People of color, older adults, and those with lower levels of education and income are less likely to have broadband service at home (Pew Research Center). Based on data from the American Community Survey, 36 million households in total are without wireline internet access (wireline means fiber, DSL, and cable). Twenty-six million of these homes are in urban areas, while 10 million households in rural areas do not have wireline internet access. US households that do not have a computer or tablet in the home make up over half of the households without a device of any kind.
This illustrates that digital exclusion is both an urban and rural issue and the significant barrier to internet adoption is cost.
Digital Inclusion refers to the activities necessary to ensure that all individuals and communities, including the most disadvantaged, have access to and use of Information and Communication Technologies (ICTs). This includes 5 elements: 1) affordable, robust broadband internet service; 2) internet-enabled devices that meet the needs of the user; 3) access to digital literacy training; 4) quality technical support; and 5) applications and online content designed to enable and encourage self-sufficiency, participation and collaboration. Digital Inclusion must evolve as technology advances. Digital Inclusion requires intentional strategies and investments to reduce and eliminate historical, institutional and structural barriers to access and use technology.
Digital Equity is a condition in which all individuals and communities have the information technology capacity needed for full participation in our society, democracy and economy.
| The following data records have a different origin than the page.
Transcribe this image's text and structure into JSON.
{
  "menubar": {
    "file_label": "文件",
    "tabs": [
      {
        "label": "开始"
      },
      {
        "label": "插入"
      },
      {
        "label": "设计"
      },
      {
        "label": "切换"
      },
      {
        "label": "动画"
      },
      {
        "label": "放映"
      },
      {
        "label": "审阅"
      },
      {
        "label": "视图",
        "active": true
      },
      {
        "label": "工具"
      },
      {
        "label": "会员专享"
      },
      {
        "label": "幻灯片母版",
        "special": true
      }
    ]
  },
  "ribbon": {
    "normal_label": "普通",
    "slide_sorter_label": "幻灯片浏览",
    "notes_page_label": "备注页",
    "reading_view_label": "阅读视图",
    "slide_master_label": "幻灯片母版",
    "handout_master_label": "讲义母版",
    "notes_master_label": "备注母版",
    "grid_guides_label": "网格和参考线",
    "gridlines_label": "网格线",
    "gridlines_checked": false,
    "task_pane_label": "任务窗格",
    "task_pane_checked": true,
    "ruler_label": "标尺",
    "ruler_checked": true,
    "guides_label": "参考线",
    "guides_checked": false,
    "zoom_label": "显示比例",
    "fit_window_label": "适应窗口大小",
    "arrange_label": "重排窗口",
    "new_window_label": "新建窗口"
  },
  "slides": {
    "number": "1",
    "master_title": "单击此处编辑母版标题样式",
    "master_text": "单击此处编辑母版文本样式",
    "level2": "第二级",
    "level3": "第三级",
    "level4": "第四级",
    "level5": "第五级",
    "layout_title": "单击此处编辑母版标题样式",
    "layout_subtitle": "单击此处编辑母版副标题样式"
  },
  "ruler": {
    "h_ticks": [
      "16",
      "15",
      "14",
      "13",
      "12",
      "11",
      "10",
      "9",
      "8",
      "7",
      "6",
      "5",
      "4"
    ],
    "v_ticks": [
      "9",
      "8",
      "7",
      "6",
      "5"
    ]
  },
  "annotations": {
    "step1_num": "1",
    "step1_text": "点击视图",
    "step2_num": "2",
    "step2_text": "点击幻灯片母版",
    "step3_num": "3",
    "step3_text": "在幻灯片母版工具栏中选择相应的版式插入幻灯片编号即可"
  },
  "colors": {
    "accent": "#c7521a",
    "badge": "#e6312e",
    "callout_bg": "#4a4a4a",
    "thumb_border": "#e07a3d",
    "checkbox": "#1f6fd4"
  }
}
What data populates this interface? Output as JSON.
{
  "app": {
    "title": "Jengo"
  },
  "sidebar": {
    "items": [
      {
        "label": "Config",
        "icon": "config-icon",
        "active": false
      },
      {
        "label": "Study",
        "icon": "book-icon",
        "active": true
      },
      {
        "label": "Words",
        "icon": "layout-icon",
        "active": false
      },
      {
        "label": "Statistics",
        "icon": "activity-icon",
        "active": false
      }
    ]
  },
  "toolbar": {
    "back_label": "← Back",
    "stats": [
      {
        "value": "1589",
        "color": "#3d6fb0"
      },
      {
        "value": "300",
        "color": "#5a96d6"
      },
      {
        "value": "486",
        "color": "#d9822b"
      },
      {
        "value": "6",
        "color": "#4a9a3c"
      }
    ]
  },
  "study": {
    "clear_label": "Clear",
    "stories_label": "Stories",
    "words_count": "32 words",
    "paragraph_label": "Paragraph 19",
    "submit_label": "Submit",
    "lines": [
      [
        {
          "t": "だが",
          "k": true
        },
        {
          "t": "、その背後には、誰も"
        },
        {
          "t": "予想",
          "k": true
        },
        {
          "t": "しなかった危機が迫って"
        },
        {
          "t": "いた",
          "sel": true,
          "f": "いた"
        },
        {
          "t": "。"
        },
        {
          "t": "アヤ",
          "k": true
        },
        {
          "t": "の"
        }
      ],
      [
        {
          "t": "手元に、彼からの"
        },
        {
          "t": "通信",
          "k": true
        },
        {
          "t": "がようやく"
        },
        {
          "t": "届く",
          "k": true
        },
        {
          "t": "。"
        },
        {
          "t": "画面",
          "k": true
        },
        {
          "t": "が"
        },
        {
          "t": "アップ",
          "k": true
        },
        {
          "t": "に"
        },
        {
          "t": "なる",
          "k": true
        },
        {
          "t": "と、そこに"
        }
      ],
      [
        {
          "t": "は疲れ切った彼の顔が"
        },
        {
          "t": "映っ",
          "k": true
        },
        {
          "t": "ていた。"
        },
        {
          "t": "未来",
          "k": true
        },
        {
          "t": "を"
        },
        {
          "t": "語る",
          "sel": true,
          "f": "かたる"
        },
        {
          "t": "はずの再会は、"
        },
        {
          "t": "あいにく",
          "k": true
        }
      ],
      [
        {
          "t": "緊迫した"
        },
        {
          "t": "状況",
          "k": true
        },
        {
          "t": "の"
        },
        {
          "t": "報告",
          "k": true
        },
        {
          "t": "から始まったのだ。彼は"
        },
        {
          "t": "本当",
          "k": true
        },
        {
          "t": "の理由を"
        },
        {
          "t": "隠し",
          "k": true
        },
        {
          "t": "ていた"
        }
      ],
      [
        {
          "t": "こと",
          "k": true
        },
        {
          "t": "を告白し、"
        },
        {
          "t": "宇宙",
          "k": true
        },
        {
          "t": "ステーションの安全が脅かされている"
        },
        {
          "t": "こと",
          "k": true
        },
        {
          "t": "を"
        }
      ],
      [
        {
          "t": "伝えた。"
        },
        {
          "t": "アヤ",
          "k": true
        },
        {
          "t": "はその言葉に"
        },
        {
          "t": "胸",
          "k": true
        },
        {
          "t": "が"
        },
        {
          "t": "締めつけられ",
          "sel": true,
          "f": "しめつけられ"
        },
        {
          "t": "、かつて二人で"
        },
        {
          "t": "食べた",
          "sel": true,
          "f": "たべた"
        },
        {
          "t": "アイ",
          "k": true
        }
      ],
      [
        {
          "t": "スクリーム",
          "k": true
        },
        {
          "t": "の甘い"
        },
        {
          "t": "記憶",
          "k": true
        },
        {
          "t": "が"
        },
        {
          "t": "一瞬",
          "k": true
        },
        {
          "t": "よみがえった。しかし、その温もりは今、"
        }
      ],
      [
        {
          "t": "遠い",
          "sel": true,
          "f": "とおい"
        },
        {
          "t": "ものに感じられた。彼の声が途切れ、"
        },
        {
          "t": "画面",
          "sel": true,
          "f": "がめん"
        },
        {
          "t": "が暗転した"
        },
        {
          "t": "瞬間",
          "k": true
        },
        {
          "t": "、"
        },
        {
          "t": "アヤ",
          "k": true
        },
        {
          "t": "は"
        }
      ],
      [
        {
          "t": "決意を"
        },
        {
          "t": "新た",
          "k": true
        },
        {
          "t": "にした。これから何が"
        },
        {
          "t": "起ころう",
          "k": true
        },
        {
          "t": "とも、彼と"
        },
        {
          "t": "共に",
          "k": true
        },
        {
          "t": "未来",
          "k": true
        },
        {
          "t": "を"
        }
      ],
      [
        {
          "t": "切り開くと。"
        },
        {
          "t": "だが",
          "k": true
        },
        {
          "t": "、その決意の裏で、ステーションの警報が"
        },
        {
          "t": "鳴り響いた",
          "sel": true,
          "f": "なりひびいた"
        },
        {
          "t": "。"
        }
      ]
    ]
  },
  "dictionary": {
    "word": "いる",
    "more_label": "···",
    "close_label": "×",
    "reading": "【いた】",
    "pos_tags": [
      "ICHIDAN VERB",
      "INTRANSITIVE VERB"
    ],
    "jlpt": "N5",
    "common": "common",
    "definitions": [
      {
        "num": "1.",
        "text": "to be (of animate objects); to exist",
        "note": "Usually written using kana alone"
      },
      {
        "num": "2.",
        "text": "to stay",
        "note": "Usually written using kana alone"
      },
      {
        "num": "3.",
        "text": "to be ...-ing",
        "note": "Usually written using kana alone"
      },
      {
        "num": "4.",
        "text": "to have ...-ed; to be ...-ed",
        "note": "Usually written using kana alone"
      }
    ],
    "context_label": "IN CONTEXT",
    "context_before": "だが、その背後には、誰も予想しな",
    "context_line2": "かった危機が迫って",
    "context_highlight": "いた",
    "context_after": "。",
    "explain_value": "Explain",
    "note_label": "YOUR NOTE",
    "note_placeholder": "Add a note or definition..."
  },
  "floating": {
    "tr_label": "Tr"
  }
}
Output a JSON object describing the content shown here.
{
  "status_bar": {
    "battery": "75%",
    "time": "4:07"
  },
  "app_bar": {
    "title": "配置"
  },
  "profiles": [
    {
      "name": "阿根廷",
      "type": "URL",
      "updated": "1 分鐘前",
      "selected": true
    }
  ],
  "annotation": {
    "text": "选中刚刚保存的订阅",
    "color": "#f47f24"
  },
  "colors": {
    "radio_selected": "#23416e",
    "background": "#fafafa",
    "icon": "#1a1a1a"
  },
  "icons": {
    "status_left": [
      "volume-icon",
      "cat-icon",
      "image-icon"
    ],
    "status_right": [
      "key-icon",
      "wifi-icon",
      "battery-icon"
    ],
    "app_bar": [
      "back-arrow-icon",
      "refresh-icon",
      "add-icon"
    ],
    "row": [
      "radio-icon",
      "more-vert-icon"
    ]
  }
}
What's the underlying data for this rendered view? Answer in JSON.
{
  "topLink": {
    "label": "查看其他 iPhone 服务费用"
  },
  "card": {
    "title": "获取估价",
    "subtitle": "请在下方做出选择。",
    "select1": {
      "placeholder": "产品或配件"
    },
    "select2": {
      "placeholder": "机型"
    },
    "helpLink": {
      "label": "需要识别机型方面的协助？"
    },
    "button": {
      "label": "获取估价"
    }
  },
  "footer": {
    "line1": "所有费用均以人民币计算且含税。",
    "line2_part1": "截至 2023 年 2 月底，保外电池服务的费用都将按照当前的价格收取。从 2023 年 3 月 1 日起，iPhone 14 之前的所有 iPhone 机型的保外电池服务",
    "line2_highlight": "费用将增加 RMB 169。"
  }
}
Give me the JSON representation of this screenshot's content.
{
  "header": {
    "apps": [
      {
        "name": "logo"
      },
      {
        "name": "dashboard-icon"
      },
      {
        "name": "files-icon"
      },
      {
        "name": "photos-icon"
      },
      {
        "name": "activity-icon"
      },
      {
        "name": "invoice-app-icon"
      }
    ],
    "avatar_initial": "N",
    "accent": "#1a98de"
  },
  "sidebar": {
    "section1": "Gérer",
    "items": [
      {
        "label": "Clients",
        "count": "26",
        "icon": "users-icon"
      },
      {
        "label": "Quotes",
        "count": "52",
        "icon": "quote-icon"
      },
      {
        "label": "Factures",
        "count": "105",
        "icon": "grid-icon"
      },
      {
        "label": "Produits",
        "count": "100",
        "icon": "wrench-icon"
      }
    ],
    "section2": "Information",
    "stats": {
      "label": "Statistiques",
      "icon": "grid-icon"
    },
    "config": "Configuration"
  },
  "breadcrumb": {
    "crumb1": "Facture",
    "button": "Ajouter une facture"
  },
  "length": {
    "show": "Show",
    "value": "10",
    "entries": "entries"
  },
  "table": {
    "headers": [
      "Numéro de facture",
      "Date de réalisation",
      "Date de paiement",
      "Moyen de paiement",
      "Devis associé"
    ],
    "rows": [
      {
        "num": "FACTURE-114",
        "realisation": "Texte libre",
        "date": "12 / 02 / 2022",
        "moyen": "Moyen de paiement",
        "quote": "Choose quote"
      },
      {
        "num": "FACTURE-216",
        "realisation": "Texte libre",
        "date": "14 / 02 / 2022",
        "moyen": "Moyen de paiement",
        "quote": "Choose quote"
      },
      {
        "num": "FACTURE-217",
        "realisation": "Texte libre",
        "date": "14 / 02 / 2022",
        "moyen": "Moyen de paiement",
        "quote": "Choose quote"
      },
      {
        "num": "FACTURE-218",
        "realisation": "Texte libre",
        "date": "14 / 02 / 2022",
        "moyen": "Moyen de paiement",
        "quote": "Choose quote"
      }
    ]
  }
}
Digital Equity is necessary for civic and cultural participation, employment, lifelong learning, and access to essential services.
NDIA recommends the American Library Association’s definition of Digital Literacy via their Digital Literacy Taskforce: Digital Literacy is the ability to use information and communication technologies to find, evaluate, create, and communicate information, requiring both cognitive and technical skills.
A Digitally Literate Person:
- Possesses the variety of skills – technical and cognitive – required to find, understand, evaluate, create, and communicate digital information in a wide variety of formats
- Is able to use diverse technologies appropriately and effectively to retrieve information, interpret results, and judge the quality of that information
- Understands the relationship between technology, life-long learning, personal privacy, and stewardship of information
- Uses these skills and the appropriate technology to communicate and collaborate with peers, colleagues, family, and on occasion, the general public
- Uses these skills to actively participate in civic society and contribute to a vibrant, informed, and engaged community
Broadband Adoption: Rhinesmith, Colin. “Digital Inclusion and Meaningful Broadband Adoption Initiatives.” Evanston, IL: Benton Foundation, January 2016. benton.org/broadband-inclusion-adoption-report
Broadband adoption has traditionally been defined as residential subscribership to high-speed Internet access. But for those in the field working to increase the digital capacity of communities, broadband adoption is daily access to the Internet:
- At speeds, quality and capacity necessary to accomplish common tasks
- With the digital skills necessary to participate online
- On a personal device and secure convenient network